Both physical and physiological changes occurring during pregnancy and immediately following it adversely affect the quality of sleep. Beginning with the first trimester rising progesterone levels may cause increased daytime sleepiness. This improves during the second trimester, only to worsen again in the third trimester. By this time the movement of the fetus and the pressure it places on the bladder may disturb sleep significantly. The craving for naps is now at its peak and remains so for about a month following delivery. There is an increased risk of cesarean section, and longer duration of labor associated with sleeping less than 6 hours a night during the days just preceding labor and delivery. Breastfeeding is associated with a greater amount of deep, more refreshing Stage 3 sleep, thereby improving sleep quality. The demands of caring for the newborn and other young children, however, may continue to have adverse effects on the mother’s sleep.

The incidence of snoring, sleep apnea, restless leg syndrome, periodic limb movement disorder, and nocturnal leg cramping all increase during pregnancy. Most of these disorders are not harmful to the mother or fetus, but may cause misery by sleep disruption. Sleep apnea, however, is never benign and when it occurs during pregnancy it may cause significant harm to both the mother and fetus.

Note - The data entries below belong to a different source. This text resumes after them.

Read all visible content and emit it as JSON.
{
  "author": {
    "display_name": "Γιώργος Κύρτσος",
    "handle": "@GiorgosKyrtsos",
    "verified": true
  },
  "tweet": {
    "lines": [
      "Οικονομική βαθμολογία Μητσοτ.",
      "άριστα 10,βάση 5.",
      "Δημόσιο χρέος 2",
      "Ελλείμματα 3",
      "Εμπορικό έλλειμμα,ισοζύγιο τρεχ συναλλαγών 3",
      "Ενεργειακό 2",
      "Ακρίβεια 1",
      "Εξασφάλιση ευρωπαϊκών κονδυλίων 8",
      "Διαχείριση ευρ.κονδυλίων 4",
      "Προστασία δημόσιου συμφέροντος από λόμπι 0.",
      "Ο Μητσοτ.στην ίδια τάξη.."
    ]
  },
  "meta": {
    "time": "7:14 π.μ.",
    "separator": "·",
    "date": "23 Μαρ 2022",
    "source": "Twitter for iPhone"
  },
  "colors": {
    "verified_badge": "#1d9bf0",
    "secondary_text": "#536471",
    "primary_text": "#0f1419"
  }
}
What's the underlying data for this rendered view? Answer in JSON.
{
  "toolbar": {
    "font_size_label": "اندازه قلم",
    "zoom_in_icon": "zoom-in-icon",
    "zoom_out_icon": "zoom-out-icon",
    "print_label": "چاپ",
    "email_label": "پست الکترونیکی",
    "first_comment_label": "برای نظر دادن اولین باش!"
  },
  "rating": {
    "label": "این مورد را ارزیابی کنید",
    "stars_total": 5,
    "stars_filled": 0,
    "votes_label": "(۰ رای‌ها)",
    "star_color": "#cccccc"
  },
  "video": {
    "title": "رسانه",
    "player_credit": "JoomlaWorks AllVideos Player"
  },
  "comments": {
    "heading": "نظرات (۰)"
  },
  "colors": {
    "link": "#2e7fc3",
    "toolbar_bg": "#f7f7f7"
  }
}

Sleep apnea is associated with an increased risk of hypertension, and during pregnancy this also increases the risk of pregnancy induced hypertension (preeclampsia), gestational diabetes, fetal hypoxemia, decreased birth weight, intrauterine growth restriction, early delivery, and cesarean section. A recent study published in 2014, in the journal, “Sleep”, found a strong association of apnea with maternal mortality. Sleep apnea should always be treated in pregnancy to decrease the risk of these complications.

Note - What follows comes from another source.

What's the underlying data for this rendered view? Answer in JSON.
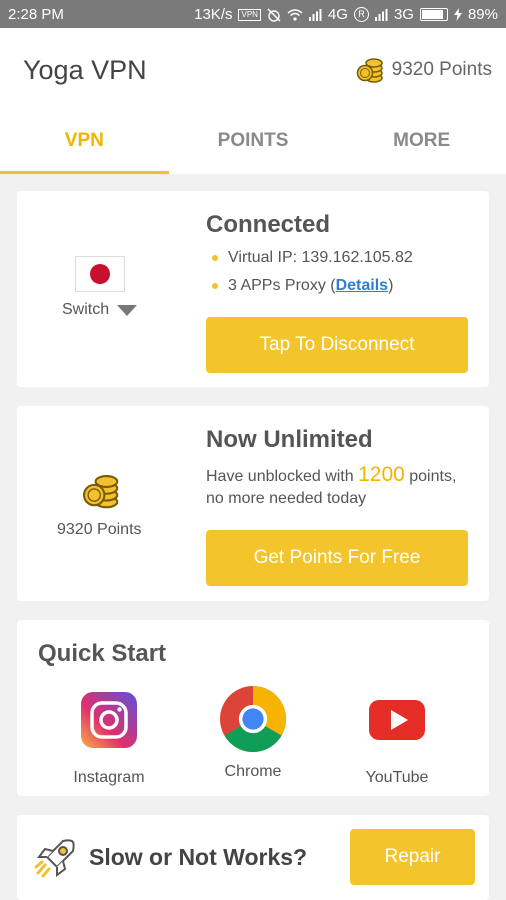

All women, but especially those who are pregnant should be screened with a sleep study if they have a history suggestive of apnea. Snoring, awakening with a sensation of choking or gasping for air, cessation of breathing during sleep witnessed by a bed partner, obesity, increased neck circumference, small mouth, or receding chin, and fatigue are some of the reasons to investigate further.

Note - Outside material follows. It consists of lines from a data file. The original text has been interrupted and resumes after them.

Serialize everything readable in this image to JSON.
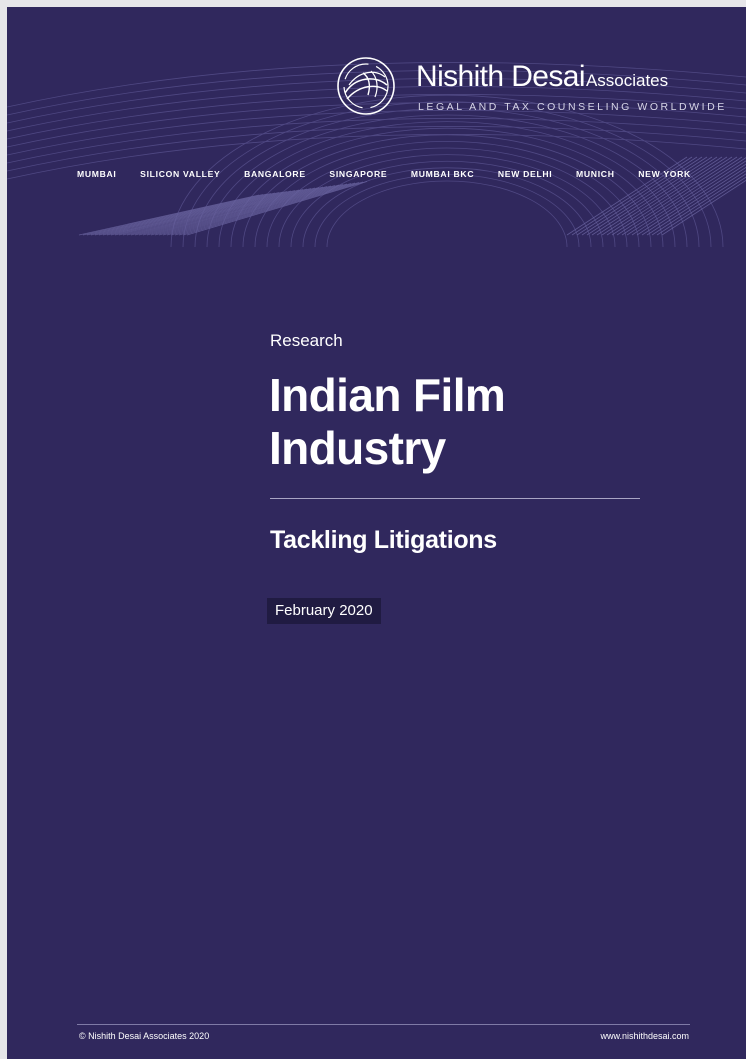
{
  "brand": {
    "name": "Nishith Desai",
    "suffix": "Associates",
    "tagline": "LEGAL AND TAX COUNSELING WORLDWIDE",
    "logo_icon": "nda-circle-logo-icon"
  },
  "cities": [
    "MUMBAI",
    "SILICON VALLEY",
    "BANGALORE",
    "SINGAPORE",
    "MUMBAI BKC",
    "NEW DELHI",
    "MUNICH",
    "NEW YORK"
  ],
  "cover": {
    "label": "Research",
    "title_line1": "Indian Film",
    "title_line2": "Industry",
    "subtitle": "Tackling Litigations",
    "date": "February 2020"
  },
  "footer": {
    "copyright": "© Nishith Desai Associates 2020",
    "website": "www.nishithdesai.com"
  },
  "colors": {
    "background": "#30285d",
    "date_badge": "#201b42",
    "text": "#ffffff"
  }
}
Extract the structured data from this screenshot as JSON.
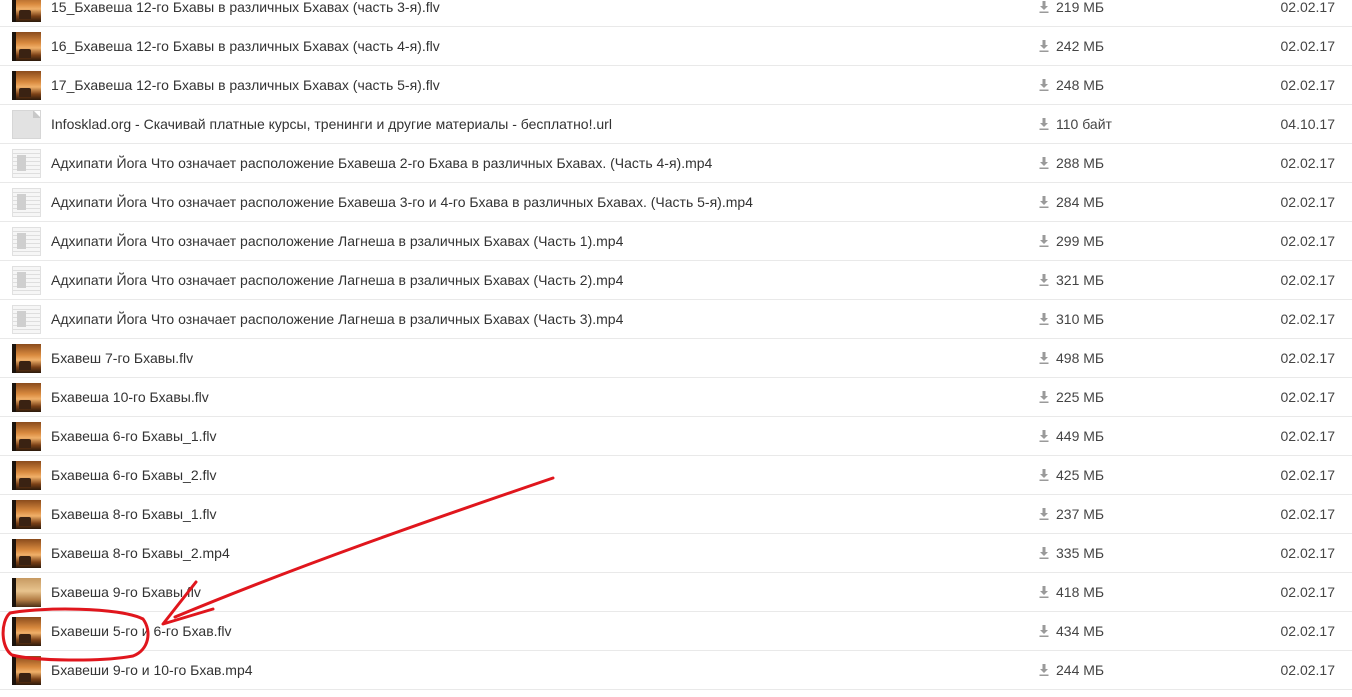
{
  "files": [
    {
      "name": "15_Бхавеша 12-го Бхавы в различных Бхавах (часть 3-я).flv",
      "size": "219 МБ",
      "date": "02.02.17",
      "thumb": "video",
      "thumb_icon": "video-thumbnail"
    },
    {
      "name": "16_Бхавеша 12-го Бхавы в различных Бхавах (часть 4-я).flv",
      "size": "242 МБ",
      "date": "02.02.17",
      "thumb": "video",
      "thumb_icon": "video-thumbnail"
    },
    {
      "name": "17_Бхавеша 12-го Бхавы в различных Бхавах (часть 5-я).flv",
      "size": "248 МБ",
      "date": "02.02.17",
      "thumb": "video",
      "thumb_icon": "video-thumbnail"
    },
    {
      "name": "Infosklad.org - Скачивай платные курсы, тренинги и другие материалы - бесплатно!.url",
      "size": "110 байт",
      "date": "04.10.17",
      "thumb": "doc",
      "thumb_icon": "file-icon"
    },
    {
      "name": "Адхипати Йога Что означает расположение Бхавеша 2-го Бхава в различных Бхавах. (Часть 4-я).mp4",
      "size": "288 МБ",
      "date": "02.02.17",
      "thumb": "screen",
      "thumb_icon": "video-thumbnail"
    },
    {
      "name": "Адхипати Йога Что означает расположение Бхавеша 3-го и 4-го Бхава в различных Бхавах. (Часть 5-я).mp4",
      "size": "284 МБ",
      "date": "02.02.17",
      "thumb": "screen",
      "thumb_icon": "video-thumbnail"
    },
    {
      "name": "Адхипати Йога Что означает расположение Лагнеша в рзаличных Бхавах (Часть 1).mp4",
      "size": "299 МБ",
      "date": "02.02.17",
      "thumb": "screen",
      "thumb_icon": "video-thumbnail"
    },
    {
      "name": "Адхипати Йога Что означает расположение Лагнеша в рзаличных Бхавах (Часть 2).mp4",
      "size": "321 МБ",
      "date": "02.02.17",
      "thumb": "screen",
      "thumb_icon": "video-thumbnail"
    },
    {
      "name": "Адхипати Йога Что означает расположение Лагнеша в рзаличных Бхавах (Часть 3).mp4",
      "size": "310 МБ",
      "date": "02.02.17",
      "thumb": "screen",
      "thumb_icon": "video-thumbnail"
    },
    {
      "name": "Бхавеш 7-го Бхавы.flv",
      "size": "498 МБ",
      "date": "02.02.17",
      "thumb": "video",
      "thumb_icon": "video-thumbnail"
    },
    {
      "name": "Бхавеша 10-го Бхавы.flv",
      "size": "225 МБ",
      "date": "02.02.17",
      "thumb": "video",
      "thumb_icon": "video-thumbnail"
    },
    {
      "name": "Бхавеша 6-го Бхавы_1.flv",
      "size": "449 МБ",
      "date": "02.02.17",
      "thumb": "video",
      "thumb_icon": "video-thumbnail"
    },
    {
      "name": "Бхавеша 6-го Бхавы_2.flv",
      "size": "425 МБ",
      "date": "02.02.17",
      "thumb": "video",
      "thumb_icon": "video-thumbnail"
    },
    {
      "name": "Бхавеша 8-го Бхавы_1.flv",
      "size": "237 МБ",
      "date": "02.02.17",
      "thumb": "video",
      "thumb_icon": "video-thumbnail"
    },
    {
      "name": "Бхавеша 8-го Бхавы_2.mp4",
      "size": "335 МБ",
      "date": "02.02.17",
      "thumb": "video",
      "thumb_icon": "video-thumbnail"
    },
    {
      "name": "Бхавеша 9-го Бхавы.flv",
      "size": "418 МБ",
      "date": "02.02.17",
      "thumb": "video2",
      "thumb_icon": "video-thumbnail"
    },
    {
      "name": "Бхавеши 5-го и 6-го Бхав.flv",
      "size": "434 МБ",
      "date": "02.02.17",
      "thumb": "video",
      "thumb_icon": "video-thumbnail"
    },
    {
      "name": "Бхавеши 9-го и 10-го Бхав.mp4",
      "size": "244 МБ",
      "date": "02.02.17",
      "thumb": "video",
      "thumb_icon": "video-thumbnail"
    }
  ],
  "download_icon": "download-icon",
  "annotation": {
    "color": "#e0161d",
    "highlighted_file_index": 16
  },
  "colors": {
    "text": "#333333",
    "meta_text": "#444444",
    "row_divider": "#e9e9e9",
    "icon": "#9a9a9a"
  }
}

Home sleep studies are easily accomplished in the comfort and privacy of your own bedroom by wearing a small device, usually on your forehead. CPAP titrations may also be done at home by wearing a mask with an autotitration setting which determines the amount of pressure required and automatically adjusts it while you sleep. Unless the apnea is severe, oral appliances are sometimes a more comfortable option.